■ TASK REQUIREMENTS:
When the word "screenshot" shows up in a line of the records below, copy that line.

[App and web page records]
==================================================

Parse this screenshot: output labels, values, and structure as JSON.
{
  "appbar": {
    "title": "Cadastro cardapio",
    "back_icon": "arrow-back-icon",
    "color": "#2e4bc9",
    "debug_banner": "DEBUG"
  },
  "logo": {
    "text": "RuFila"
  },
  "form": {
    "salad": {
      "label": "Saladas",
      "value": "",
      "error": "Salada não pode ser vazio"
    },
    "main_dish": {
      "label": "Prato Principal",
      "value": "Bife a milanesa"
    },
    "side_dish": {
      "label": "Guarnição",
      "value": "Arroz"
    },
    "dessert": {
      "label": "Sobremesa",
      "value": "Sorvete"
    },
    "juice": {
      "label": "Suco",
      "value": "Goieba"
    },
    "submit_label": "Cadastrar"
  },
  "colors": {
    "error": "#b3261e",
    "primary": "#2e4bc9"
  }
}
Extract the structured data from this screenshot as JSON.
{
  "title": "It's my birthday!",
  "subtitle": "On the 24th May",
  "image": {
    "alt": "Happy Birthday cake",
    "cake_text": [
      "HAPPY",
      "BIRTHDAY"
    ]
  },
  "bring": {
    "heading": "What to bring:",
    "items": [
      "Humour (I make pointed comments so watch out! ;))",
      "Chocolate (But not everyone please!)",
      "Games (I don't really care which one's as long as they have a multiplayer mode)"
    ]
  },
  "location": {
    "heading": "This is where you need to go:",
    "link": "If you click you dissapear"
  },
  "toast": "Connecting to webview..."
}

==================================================

■ TASK RESULT:
Parse this screenshot: output labels, values, and structure as JSON.
Extract the structured data from this screenshot as JSON.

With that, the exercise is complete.